- Happens a lot in The Binder of Shame.
- Spoony of The Spoony Experiment relates an example of this from the Vampire: The Requiem LARP group of Phoenix, Arizona. Unusual in that it's instigated by the other players rather than the GM, but the GM goes along with it and kind of implies that it's Spoony's fault for not picking one of the two Clans prominent in the setting. Spoony's response, which really must be heard to be believed (which starts at around the 20-minute mark), ends up with the GM basically telling him "I think you should leave."
- Things Mr. Welch Is No Longer Allowed to Do in an RPG 501-1000, 1001-1500:
638. The DM is not impressed by me spoiling his well planned ambush by just casting Glassee on the door.
739. Can't make the blacks ops super easy by sending a couple of strippers to the guardroom first.
840. Even if it would have immediately solved the last six adventures, I won't throw dynamite in every well I come across.
977. Disable plot device is not a real skill.
1060. I will go into the villain's lair and take him out the old fashioned way. Not just wait outside his favorite bar with a rifle.
1071. I will go take out the villain's dungeon the old fashioned way, and not use magic to reroute a river into it instead.
1137. I have to go into the dungeon, not just send in dozens of summoned creatures every morning.
1241. It takes more than one pick pocket roll to totally derail the campaign.
1256. "Ignore the metaplot" is also not an acceptable super power.
1293. I can't avoid plot mandated ambushes no matter how hard I try.

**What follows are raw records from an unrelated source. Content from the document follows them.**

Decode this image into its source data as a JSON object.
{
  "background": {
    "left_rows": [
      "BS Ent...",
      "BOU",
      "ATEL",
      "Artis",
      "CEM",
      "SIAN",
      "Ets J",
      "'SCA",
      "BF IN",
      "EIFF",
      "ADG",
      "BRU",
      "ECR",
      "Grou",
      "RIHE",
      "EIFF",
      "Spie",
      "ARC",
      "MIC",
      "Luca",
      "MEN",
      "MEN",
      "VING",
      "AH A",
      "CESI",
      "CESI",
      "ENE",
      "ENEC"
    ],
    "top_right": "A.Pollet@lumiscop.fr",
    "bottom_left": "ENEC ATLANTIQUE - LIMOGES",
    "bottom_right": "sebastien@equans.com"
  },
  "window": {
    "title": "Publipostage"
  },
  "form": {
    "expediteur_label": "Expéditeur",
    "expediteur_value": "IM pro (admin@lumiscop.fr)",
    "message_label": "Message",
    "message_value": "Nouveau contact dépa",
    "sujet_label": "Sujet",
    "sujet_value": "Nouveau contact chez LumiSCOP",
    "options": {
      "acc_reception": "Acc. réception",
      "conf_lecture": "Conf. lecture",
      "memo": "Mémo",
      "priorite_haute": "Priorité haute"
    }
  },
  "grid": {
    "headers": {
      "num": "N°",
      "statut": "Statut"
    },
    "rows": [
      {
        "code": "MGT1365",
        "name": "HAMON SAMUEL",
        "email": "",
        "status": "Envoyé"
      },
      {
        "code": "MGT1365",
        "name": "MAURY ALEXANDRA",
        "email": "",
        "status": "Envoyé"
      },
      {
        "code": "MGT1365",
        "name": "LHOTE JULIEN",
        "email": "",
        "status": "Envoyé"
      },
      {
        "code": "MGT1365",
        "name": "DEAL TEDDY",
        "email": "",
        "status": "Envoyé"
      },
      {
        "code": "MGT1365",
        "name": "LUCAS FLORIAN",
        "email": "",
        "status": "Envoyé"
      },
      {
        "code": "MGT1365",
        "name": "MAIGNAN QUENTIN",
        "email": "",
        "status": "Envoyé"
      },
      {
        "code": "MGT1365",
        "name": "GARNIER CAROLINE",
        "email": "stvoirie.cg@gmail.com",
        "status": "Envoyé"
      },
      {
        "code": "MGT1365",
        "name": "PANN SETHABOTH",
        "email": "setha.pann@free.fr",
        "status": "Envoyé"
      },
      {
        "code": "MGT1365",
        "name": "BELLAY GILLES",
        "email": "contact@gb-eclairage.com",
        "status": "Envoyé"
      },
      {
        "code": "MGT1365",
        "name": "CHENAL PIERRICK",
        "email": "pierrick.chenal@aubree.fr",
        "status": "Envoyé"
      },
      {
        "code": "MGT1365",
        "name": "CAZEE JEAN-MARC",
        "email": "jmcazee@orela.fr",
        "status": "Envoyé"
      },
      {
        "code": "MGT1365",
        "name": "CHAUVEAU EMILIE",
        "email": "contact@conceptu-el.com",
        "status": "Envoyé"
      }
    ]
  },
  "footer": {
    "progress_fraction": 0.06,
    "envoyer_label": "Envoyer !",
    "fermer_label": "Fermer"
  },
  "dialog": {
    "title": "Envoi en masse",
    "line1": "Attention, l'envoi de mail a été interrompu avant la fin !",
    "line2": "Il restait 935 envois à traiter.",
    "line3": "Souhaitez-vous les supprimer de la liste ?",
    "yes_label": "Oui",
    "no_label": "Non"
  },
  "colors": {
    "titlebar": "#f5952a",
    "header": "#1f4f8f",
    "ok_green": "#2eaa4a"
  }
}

1383. Portable Plothole is not a real magic item.
1404. I will not spoil the adventure's mandatory ambush by using the cheesy tactic of a "scout".
1413. Even if the dungeon has only one exit, can't just starve the villain out.
1432. Using my prior knowledge of the adventure to force the game along while encouraged, is discouraged
1436. In case of premature termination, the dungeon boss has an identical twin brother on standby.
1449. Any plan that would quickly, logically and safely defeat the module early is doomed to failure.
- The party in Statless And Tactless gets literally railroaded into visiting a town by way of an actual railroad.
- The party, chiefly Soo, is surprised that Joe of all people actually dislikes taking games off the rails despite being a massive troll. He insists that he'll never derail the plot but instead takes pleasure from "bursting into the engine compartment and tossing hyper-flammable babies' into the boiler".
- South Park:
- In the episode "Asspen", Stan is railroaded into an 80s-style sports movie plot, complete with contrived exposition.
- Similarly, in "Towelie", the boys have zero interest in playing along with Plucky Kids Save The Day action adventure plot the various protagonists feel they are in; they merely want to play their new video game system. However, they are eventually forced into it when their game system is stolen.
- Also in "Woodland Critter Christmas", Stan refuses to go along with the plot, but the Interactive Narrator (played by Cartman) doesn't stop harassing him until he does.
- Double Subverted when Craig tries to refuse but winds up doing the thing he said he refused to do anyway (either unwittingly or accidentally).
- The Dexter's Laboratory episode "D&DD", a homage to Dungeons & Dragons, has Dexter being removed from his position as GM for this exact reason. When Dee Dee takes his place his company doesn't seem to mind, despite the fact that she railroads the game off genre. This is mainly because Dexter was being a Killer Game Master who was blatantly cheating so his overpowered villain would win (and the players' reactions imply that he does this all the time). Dee Dee, on the other hand, was a much more benevolent GM, resulting in the game becoming a Monty Haul adventure.